Work item
Your answer should be a single number: the count of lines in the listing that contain "JSON".

>>>>

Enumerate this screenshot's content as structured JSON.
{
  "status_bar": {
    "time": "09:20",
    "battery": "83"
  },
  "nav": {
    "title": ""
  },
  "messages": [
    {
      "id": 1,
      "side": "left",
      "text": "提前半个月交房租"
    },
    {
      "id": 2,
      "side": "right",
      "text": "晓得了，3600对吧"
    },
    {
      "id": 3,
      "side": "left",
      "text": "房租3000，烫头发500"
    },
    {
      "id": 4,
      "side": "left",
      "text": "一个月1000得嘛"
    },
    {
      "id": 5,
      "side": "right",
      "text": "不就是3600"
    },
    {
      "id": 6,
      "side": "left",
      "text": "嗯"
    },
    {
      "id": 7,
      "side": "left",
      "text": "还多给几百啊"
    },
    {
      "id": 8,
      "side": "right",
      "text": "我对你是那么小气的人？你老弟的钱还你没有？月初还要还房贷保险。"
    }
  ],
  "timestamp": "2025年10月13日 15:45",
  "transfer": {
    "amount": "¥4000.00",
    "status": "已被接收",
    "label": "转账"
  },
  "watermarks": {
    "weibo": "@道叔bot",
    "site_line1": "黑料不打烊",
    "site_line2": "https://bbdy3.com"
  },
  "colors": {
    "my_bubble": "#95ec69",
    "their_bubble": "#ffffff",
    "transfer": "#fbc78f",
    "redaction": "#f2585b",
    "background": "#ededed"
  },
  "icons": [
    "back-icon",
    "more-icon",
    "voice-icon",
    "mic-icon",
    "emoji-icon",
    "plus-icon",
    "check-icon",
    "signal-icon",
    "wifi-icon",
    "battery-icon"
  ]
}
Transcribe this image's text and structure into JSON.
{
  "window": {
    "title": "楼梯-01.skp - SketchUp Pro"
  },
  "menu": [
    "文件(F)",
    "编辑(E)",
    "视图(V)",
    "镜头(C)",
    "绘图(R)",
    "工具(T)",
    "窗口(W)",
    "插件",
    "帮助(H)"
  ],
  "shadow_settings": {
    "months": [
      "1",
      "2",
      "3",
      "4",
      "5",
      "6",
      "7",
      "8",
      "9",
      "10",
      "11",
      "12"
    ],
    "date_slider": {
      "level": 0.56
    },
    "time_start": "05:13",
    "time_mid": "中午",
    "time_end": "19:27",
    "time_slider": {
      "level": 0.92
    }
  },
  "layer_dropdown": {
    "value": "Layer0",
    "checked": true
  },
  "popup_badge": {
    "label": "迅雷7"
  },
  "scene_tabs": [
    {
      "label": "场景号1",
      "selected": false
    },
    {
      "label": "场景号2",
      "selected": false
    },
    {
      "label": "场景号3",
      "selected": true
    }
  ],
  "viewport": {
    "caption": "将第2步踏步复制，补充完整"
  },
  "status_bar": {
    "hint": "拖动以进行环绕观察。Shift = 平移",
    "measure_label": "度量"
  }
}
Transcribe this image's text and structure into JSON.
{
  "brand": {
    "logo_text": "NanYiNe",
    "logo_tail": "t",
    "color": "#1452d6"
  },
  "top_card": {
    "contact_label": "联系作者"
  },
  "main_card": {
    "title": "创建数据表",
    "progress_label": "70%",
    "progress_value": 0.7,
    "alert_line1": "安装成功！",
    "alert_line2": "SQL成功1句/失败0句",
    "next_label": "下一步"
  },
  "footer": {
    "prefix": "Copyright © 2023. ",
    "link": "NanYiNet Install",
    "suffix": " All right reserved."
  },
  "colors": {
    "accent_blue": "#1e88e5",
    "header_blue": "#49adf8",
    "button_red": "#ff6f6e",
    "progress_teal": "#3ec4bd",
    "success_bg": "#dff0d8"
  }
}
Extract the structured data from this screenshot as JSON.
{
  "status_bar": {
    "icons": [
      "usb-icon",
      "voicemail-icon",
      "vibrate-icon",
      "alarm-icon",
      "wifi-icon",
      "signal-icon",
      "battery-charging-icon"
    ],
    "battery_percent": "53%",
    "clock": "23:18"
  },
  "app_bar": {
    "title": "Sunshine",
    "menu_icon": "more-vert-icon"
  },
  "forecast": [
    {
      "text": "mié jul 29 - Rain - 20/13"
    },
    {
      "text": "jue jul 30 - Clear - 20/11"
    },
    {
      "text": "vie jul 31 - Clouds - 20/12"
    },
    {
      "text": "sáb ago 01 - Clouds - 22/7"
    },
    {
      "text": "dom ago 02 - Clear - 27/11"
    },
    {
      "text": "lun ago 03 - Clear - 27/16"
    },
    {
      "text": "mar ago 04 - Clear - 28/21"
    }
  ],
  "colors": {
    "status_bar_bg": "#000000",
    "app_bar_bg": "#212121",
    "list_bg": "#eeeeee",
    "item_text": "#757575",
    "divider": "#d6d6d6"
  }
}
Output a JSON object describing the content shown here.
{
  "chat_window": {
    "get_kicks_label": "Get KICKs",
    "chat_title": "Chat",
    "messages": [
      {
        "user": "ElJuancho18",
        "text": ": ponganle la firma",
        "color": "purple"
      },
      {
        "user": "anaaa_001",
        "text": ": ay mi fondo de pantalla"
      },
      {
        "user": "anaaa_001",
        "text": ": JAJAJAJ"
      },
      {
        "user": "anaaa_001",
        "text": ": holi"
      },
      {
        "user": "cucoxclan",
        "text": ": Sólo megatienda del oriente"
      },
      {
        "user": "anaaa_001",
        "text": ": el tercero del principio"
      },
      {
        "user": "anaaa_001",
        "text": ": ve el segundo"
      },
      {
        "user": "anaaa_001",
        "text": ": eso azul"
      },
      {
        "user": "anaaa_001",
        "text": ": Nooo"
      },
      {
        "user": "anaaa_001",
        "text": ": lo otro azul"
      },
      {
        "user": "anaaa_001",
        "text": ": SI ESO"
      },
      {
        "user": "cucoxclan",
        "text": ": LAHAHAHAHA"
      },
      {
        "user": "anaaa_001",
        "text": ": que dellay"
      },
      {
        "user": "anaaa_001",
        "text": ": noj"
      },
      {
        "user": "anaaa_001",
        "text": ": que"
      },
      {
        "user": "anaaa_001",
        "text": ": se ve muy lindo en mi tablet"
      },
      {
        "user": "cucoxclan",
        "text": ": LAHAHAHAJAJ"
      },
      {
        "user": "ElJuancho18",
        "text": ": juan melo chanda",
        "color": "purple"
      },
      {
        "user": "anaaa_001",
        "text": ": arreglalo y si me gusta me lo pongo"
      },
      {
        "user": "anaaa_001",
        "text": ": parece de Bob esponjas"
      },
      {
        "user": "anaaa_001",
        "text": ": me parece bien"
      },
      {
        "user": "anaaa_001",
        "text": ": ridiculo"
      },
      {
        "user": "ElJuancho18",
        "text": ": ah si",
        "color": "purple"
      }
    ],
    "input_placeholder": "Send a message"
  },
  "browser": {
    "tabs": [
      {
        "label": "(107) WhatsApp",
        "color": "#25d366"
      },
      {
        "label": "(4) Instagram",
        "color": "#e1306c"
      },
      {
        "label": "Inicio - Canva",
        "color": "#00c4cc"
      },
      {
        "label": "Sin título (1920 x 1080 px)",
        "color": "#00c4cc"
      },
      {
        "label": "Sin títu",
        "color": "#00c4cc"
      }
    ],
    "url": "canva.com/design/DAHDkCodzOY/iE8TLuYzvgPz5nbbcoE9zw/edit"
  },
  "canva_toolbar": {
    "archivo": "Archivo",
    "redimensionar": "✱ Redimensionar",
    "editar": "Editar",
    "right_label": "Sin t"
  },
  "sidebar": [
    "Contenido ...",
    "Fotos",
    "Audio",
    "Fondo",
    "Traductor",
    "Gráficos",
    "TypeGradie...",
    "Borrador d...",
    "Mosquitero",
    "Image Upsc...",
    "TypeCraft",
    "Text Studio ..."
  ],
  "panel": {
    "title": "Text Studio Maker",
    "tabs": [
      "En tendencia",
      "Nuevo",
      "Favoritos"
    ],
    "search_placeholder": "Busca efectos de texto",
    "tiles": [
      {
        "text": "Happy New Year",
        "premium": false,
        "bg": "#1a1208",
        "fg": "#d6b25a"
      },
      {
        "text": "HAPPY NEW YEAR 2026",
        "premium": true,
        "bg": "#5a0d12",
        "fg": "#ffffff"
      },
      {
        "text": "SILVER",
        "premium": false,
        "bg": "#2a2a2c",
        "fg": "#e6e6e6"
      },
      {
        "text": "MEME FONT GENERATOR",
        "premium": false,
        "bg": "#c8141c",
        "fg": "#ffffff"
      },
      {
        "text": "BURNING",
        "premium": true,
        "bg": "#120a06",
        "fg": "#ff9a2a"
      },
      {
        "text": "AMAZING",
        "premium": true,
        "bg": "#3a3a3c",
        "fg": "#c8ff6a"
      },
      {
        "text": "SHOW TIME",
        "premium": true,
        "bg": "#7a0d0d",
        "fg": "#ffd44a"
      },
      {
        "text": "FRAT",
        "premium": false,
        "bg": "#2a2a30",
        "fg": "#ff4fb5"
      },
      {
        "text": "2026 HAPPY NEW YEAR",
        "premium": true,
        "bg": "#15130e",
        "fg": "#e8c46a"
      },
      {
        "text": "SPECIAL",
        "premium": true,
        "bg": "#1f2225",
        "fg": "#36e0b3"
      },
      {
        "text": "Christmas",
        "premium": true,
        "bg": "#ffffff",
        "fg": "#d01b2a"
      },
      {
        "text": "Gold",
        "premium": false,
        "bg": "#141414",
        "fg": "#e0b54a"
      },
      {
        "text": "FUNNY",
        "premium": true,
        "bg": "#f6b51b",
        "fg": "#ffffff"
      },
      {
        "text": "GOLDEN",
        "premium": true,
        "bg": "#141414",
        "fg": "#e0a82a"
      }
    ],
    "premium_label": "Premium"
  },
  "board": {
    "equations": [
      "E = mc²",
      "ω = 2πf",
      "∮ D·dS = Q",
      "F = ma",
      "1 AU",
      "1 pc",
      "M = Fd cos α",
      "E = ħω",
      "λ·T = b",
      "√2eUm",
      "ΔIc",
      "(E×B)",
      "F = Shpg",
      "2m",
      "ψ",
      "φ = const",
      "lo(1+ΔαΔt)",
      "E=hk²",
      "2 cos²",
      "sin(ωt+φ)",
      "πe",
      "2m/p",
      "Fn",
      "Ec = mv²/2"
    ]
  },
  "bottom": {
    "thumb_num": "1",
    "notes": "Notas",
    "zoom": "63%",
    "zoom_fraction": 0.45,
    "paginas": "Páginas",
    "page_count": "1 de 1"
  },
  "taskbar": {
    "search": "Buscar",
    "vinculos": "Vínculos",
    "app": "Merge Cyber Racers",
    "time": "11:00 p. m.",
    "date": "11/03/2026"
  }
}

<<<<

The answer
5